Frontline has a market cap of just over $200 million. With assets totaling $1.2 billion, stockholders have -$67 million in equity. That compared to his other companies:

  • Seadrill (NYSE:SDRL): market cap of $17.36 billion
  • Deep Sea Supply Plc (OTCPK:DSSPF): market cap of $383.96 million
  • Golar LNG (NASDAQ:GLNG): market cap of $5.03 billion
  • Marine Harvest (NYSE:MHG): market cap of $5.69 billion
  • Ship Finance International (NYSE:SFL): market cap of $1.84 billion

(click to enlarge)

While Fredriksen has a fiduciary responsibility as the Chairman, CEO and President to his shareholders, he is under no responsibility to commit his own money to save a company that may have become over extended. For the last two quarters, the company has been telling investors that it may not have the ability to repay the convertible bond loan that will mature in April 2015. That is in addition to almost $1 billion in long-term liabilities the company is currently facing.

This quarter the company went one step further and stated:

"A full restructuring of the company, including lease obligations and debt agreements might be the only alternative."

During the question and answer session of the conference call, investors and analysts were very focused on assets and options going forward; however, management was very guarded about the options going forward.

John Reardon - Merriman Capital: Good afternoon. Does Frontline still have their shareholding in Frontline 2012?

Jens Martin Jensen - CEO of Frontline Management AS: Yes.

John Reardon - Merriman Capital: And is that approximate value still around $70 million?

Inger Klemp - CFO of Frontline Management AS: No, it's higher. It's more than that, around $90 million.

John Reardon - Merriman Capital: Okay. So, that could be one of the options to access some cash going forward, is that correct?

Inger Klemp - CFO of Frontline Management AS: One of the alternatives, yes.

and

Galia Velim of GLG: And you cannot make any comments on different options you're exploring and how far you are in terms of reaching some kind of financing?

Jens Martin Jensen - CEO of Frontline Management AS: It depends on the overall solution we go for and then that will be communicated when that is ready.

The highly speculative case

The speculative case for the company is:

  1. FRO is able to restructure debt
  2. Shipping rates recover
  3. Fredriksen takes the company private

The likelihood of restructuring $190 million is remote. Over the past year, the market has seen two other shipping companies go bankrupt: Genco Shipping & Trading Ltd. (OTCPK:GNKOQ) and Eagle Bulk Shipping, Inc. (NASDAQ:EGLE). While both of them were in the bulk shipping industries, financiers are starting to grow impatient with the impending recovery.

Shipping rates are starting to move into a cyclic upturn in the industry, and will likely continue to move up during the 3rd quarter:

(click to enlarge)

(Source: company presentation)

The company estimates the break even rates for VLCCs to be $24K/day and Suezmax to be almost $18K/day.
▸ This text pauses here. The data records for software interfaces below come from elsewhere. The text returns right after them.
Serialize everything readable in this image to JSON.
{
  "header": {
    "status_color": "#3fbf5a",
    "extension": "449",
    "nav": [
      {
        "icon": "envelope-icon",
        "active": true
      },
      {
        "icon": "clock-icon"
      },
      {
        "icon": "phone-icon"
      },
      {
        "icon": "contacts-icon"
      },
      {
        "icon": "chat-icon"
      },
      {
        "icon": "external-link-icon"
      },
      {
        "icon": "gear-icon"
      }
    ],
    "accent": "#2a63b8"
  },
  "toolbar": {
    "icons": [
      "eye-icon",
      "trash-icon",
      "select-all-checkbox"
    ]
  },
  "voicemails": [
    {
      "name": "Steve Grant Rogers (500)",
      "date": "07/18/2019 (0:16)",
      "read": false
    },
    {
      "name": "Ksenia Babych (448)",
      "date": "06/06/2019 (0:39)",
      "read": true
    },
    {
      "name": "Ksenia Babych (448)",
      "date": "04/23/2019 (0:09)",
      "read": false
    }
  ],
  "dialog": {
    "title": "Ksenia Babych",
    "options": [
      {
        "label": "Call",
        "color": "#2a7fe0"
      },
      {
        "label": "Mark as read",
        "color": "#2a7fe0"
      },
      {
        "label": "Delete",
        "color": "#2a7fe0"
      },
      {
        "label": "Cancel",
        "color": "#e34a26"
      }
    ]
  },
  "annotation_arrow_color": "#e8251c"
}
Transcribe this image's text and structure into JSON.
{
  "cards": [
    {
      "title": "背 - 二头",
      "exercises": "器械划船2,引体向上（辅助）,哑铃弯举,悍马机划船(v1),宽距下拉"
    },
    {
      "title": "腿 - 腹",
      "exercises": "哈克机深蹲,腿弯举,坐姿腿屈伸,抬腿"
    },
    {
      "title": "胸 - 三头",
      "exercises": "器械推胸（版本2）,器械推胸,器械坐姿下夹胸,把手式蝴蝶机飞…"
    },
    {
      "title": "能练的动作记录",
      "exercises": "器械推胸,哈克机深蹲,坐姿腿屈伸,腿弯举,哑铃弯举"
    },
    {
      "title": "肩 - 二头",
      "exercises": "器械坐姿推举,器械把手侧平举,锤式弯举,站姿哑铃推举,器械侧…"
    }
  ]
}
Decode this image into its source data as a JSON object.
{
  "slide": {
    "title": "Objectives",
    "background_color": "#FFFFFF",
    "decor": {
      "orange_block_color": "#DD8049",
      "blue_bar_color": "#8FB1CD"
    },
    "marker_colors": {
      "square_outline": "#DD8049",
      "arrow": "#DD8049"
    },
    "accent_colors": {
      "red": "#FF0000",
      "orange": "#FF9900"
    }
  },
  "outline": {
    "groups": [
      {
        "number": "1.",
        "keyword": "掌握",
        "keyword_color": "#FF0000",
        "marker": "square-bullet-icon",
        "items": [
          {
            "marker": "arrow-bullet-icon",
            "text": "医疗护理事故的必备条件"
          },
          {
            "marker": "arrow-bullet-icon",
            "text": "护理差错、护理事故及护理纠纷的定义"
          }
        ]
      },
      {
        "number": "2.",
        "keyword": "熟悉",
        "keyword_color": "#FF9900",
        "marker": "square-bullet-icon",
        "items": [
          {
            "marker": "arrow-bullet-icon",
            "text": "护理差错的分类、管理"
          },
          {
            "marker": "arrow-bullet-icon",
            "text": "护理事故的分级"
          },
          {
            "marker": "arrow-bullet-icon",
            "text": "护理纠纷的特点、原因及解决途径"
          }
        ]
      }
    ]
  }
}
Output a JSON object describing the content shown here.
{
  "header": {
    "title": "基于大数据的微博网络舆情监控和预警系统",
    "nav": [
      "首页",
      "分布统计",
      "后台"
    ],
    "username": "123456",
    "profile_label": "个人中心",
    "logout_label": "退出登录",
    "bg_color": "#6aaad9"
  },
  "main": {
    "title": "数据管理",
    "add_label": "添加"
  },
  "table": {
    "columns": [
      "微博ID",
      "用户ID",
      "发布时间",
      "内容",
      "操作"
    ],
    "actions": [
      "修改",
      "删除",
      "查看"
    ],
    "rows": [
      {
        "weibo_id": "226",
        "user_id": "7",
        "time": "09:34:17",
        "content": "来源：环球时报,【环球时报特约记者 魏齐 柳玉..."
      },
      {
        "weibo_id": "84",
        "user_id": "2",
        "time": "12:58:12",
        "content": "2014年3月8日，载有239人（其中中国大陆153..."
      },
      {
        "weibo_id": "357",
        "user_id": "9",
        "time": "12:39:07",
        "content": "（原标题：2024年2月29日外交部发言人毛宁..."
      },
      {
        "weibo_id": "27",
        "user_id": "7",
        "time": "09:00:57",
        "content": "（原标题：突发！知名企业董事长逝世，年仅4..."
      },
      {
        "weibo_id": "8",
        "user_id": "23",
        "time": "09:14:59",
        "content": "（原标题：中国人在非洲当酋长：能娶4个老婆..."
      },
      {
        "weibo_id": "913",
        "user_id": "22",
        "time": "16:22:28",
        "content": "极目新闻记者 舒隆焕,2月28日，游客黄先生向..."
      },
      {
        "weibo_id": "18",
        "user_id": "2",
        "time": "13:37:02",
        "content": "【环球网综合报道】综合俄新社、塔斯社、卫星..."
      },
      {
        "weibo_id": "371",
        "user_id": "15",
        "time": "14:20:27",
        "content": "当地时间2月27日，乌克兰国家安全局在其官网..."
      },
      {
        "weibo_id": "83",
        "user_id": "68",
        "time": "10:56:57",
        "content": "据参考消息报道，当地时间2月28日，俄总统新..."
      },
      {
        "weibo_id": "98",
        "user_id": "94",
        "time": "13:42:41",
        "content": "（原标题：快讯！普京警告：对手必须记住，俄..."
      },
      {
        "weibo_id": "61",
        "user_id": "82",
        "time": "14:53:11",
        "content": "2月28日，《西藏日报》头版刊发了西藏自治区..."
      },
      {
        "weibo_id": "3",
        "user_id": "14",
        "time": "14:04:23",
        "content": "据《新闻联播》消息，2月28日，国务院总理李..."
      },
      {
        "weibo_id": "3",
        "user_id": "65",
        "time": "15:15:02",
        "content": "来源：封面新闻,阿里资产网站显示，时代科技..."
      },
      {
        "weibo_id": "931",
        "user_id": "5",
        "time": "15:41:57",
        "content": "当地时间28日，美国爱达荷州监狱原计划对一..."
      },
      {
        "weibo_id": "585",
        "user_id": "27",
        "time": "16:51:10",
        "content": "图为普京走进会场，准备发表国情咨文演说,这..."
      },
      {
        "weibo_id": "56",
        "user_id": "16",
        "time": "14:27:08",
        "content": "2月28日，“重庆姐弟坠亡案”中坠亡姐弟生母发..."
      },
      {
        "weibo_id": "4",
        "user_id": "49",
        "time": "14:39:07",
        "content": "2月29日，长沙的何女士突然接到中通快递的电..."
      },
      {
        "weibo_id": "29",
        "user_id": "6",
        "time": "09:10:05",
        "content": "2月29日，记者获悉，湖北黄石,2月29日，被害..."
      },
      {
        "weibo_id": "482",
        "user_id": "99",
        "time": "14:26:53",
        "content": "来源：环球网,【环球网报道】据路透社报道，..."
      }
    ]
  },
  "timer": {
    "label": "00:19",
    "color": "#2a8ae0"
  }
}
In order to make the $190 million in the next three quarters, the company will have to post an average profit of just over $63 million per quarter.

(click to enlarge)

In order to meet the demands of the debt due in April, the company would need average day rates of $33.3K for Suezmax and $40K for VLCC. While rates have been at these levels before, the market hasn't been able to sustain them for a prolonged period of time.

The last possibility would be for Fredriksen to take the company private. This again seems unlikely since Frontline 2012 was launched in 2012 to buy up the assets that Frontline couldn't afford. While Fredriksen would loose money with his shares of FRO, he could sell off the assets to Frontline 2012 and recoup those losses while expanding his private empire.

Conclusion

Frontline was once a high flying company, but is now arriving at the door of bankruptcy. There is a way for the company to avoid it; however, it would take either a major commitment from John Fredriksen or a major sustained change in the crude shipping industry. Neither of which look likely.